I madly reach for as many classical and live recordings as I can scare up and determine that it is exactly this ability to recreate the recording venue's acoustics in such relief that it renders studio productions weird if perhaps kinkily interesting while live productions become absolutely phe-no-me-nal. Should you place a great value on the illusion to experience a classical concert in the actual concert hall, then I expect there exists no other speaker at this price which pulls off that stunt
with anywhere near this kind of verisimilitude. With such exceptional ambient dimensionality, who cares if a bit more creaminess exists elsewhere? This isn't an advance of a hifi-typical quality to the next level. This is profoundly different and substantially new territory.

That this would be applicable "beyond string quartets" I realized with considerable shock on Tori Amos' live album To Venus And Back, disc 2. I fancy this record for its songs, not the technical fact that it was cut live. In fact, the latter has more than once interfered - audience applause, venue reverb, the diffuse sound; these items tended to undermine my listening pleasure. Yet with the Podium .5, all this became a huge asset. I'd never before experienced this album's spatial dimensions. Now a huge hall beamed down into my living room. And never before did I welcome the applause as a vital live element with such joy and anticipation. Usually it took me away -- as being too distanced or too up close, too sharp, too indistinct -- whereas here it became an elemental part of the performance, well beyond the profane recognition of "ah, applause - must be a live cut"...

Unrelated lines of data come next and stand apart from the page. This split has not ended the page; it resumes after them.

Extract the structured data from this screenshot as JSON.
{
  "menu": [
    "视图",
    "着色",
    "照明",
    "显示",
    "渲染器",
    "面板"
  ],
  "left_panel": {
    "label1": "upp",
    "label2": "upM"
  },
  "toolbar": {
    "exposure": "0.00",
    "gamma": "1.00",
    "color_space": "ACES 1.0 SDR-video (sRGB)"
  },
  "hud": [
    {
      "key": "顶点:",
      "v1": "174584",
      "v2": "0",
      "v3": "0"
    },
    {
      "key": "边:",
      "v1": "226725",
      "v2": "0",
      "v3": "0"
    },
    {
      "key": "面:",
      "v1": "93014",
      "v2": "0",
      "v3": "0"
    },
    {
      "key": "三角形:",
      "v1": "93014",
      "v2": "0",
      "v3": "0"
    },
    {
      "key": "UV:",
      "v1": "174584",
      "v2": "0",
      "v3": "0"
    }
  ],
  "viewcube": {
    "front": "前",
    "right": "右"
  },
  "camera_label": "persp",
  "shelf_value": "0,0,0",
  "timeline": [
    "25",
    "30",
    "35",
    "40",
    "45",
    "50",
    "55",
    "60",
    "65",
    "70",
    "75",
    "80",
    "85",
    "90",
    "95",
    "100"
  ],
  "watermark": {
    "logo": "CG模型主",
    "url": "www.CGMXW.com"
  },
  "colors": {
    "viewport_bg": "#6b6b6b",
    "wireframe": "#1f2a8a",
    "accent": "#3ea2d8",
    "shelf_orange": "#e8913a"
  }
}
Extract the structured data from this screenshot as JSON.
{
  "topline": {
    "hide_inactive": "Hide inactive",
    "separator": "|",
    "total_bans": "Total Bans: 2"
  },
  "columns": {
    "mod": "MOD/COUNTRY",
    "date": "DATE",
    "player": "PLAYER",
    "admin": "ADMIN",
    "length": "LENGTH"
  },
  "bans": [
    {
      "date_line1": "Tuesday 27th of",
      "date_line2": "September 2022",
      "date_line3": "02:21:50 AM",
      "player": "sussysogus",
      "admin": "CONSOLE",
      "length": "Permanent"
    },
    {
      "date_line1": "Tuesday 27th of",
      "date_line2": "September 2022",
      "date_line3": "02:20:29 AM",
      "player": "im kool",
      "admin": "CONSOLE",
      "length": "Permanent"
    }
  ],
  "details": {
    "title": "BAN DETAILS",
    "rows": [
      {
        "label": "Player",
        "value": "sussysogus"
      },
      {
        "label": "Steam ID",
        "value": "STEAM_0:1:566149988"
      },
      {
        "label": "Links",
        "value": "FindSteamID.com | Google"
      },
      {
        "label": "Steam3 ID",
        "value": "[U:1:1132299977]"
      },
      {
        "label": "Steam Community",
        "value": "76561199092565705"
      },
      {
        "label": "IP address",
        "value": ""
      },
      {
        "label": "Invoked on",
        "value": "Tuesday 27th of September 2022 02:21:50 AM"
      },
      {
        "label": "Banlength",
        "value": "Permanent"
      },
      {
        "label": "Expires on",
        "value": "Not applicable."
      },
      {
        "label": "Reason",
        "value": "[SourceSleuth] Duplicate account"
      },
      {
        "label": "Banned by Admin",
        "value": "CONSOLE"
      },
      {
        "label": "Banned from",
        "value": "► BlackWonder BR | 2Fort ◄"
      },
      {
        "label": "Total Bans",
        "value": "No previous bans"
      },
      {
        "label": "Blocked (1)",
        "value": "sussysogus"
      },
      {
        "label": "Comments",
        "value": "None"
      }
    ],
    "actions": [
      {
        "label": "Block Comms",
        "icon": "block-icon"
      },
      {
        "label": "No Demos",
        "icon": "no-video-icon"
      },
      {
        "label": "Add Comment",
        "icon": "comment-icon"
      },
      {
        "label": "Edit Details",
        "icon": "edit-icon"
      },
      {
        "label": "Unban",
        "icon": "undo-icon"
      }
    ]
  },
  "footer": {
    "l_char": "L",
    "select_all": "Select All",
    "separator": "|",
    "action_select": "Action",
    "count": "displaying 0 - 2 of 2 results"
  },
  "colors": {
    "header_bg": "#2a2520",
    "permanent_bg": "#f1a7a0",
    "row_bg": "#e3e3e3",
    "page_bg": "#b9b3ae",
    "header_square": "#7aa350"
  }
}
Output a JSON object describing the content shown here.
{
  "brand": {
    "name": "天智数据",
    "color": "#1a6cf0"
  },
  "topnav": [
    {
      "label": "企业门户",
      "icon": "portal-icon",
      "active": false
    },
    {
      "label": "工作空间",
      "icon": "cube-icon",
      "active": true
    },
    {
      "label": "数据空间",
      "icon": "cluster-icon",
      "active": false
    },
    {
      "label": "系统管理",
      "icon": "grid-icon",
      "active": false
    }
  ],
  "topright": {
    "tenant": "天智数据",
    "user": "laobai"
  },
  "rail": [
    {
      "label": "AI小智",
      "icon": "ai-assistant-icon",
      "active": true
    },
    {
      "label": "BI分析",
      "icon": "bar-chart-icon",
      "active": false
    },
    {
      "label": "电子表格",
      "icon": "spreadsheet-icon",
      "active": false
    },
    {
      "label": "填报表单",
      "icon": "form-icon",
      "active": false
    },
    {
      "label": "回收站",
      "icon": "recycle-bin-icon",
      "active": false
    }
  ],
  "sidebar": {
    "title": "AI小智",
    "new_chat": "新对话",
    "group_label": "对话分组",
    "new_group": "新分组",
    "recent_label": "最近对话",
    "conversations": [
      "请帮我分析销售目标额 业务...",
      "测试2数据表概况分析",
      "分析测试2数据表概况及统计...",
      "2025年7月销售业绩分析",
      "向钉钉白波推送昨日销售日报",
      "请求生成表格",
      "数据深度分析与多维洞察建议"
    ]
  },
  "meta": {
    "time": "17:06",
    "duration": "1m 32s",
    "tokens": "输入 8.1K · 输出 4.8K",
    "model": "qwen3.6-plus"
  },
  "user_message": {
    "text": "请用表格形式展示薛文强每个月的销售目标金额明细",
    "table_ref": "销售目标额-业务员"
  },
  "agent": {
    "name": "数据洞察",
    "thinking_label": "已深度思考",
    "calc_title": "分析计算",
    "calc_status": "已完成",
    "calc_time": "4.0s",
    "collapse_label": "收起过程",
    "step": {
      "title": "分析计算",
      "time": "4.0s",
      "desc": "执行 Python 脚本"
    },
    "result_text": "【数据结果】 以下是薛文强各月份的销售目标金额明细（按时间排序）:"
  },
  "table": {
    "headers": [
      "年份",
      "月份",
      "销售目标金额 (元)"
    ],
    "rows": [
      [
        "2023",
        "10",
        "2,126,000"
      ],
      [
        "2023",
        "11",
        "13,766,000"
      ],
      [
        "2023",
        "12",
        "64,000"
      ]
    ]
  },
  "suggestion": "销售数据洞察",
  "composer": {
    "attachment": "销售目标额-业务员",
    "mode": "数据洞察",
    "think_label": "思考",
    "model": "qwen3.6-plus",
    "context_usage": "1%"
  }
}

'Love it or hate it" might be a bit strong but in the end, it does capture the reactions I foresee to this very unique and different speaker whose performance very much depends on what you play over it. This clearly is no universal speaker (which, ultimately, doesn't exist in my book but you might differentiate my meaning here) and to my ears, its sonic ideals are:
  • More appropriate for acoustic rather than electronic music
  • Especially strong on live performances,
  • albeit not from a front-row but far-field "deep space" perspective

Which doesn't imply that these three conditions are required to meet for things to work. But the closer you meet these ideals, the stronger you shall play to the Podium .5's strengths. Conversely, drum'n'bass won't be on the menu. When everything adds up, the Podium Sound 0.5 recommends itself with:

  • A fascinating recreation of space in width, height and tremendous depth which utterly overlays the playback venue and hence sounds distinctly atypical for HiFi. This is a diffuse-sound speaker with the goal of recreating the recording venue of a live performance. When the recording is up to it, this is pulled off to a degree I've never heard before, period.
  • A good tonal balance with a tendency toward the light side of the Tao. With no deep bass to speak of, the bass that's there is surprisingly potent, fast and dry for a panel this size. Ultrasonics are out of reach but the midband is utterly transparent and clear. Voices are rendered wonderfully as are strings. Piano simply defies words...
  • Precise timing and good toe-tap factor. Percussion is strong, impulses simply arise.

Further advantages include:

  • Easy drive: With a claimed 91dB sensitivity, impedance hovers between 4 and 8 ohm. I drove this speaker with a 300B SET to full satisfaction.
  • Easy to place: Experimentation is always relevant but the Podium is decidedly not a diva. The diffuse character and virtually omni-polar radiation render setup anything but millimeter obsessed.
  • A very wide sweet spot. I won't go as far as claiming that the Podium 0.5 fills the entire room evenly no matter what but you may move on your sofa easily two meters in any direction without penalty.

Herr Shelly Katz, both from a technical and sonic perspective, has clearly pulled a very different and unique speaker out of his hat. Whether this equates to "uniquely good" is personal reaction. As it is, reactions do span the gamut from enthusiastic applause to radical dismissal in the usual HiFi fora. With German distribution in the works (they're primed for calls and e-mails), I hope that opportunities for personal auditions will be ample to afford the Podium Sound loudspeakers the serious opportunities they deserve. Best of luck!

redaktion @
Podium Sound website